■ Task details ■
Which lines below contain "nucléaires"? Copy every one of them.

--- START ---

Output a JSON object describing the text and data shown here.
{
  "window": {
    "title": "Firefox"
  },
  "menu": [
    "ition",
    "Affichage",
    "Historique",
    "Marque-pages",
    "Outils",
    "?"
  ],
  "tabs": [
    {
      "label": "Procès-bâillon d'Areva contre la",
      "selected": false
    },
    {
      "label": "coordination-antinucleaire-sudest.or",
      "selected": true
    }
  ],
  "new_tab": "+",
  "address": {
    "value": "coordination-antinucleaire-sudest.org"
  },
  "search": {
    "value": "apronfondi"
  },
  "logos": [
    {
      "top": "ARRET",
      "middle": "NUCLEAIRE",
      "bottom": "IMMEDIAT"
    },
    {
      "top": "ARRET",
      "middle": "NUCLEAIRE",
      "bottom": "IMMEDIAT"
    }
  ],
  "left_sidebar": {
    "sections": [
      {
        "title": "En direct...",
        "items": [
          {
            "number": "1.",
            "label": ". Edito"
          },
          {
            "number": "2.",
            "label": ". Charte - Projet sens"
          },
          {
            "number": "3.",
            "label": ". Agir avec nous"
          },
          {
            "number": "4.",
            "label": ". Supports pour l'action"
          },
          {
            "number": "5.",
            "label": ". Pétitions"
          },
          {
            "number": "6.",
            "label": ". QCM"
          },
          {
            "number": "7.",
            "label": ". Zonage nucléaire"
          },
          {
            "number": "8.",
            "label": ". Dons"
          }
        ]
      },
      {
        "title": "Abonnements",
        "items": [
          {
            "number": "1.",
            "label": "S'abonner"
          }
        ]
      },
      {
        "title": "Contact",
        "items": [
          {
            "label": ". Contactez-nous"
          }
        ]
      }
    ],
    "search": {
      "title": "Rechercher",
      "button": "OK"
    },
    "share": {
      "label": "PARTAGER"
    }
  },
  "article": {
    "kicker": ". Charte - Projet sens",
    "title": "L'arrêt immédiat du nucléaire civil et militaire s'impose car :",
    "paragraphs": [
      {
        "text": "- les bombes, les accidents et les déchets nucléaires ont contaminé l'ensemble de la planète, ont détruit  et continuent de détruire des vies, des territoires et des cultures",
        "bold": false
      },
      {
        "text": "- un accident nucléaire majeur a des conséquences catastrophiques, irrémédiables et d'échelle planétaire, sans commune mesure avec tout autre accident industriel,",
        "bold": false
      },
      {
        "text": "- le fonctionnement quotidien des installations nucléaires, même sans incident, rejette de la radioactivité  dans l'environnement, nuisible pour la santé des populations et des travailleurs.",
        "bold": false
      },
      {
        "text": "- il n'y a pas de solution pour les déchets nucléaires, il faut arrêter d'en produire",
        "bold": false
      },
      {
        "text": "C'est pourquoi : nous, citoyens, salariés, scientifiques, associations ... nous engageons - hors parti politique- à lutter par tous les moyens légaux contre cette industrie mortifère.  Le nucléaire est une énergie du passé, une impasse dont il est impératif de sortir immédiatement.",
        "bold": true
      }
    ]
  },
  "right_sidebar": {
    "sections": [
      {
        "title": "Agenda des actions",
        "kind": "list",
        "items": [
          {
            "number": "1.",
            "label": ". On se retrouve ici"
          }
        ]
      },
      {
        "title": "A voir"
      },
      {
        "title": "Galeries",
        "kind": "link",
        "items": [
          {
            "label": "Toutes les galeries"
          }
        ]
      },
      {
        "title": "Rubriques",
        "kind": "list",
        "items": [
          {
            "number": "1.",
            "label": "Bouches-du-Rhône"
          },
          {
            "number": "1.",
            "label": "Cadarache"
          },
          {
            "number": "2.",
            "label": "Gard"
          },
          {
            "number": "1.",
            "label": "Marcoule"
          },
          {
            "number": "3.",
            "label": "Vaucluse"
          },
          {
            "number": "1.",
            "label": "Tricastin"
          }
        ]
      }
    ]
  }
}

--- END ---

■ Finished task ■
        "text": "- les bombes, les accidents et les déchets nucléaires ont contaminé l'ensemble de la planète, ont détruit  et continuent de détruire des vies, des territoires et des cultures",
        "text": "- le fonctionnement quotidien des installations nucléaires, même sans incident, rejette de la radioactivité  dans l'environnement, nuisible pour la santé des populations et des travailleurs.",
        "text": "- il n'y a pas de solution pour les déchets nucléaires, il faut arrêter d'en produire",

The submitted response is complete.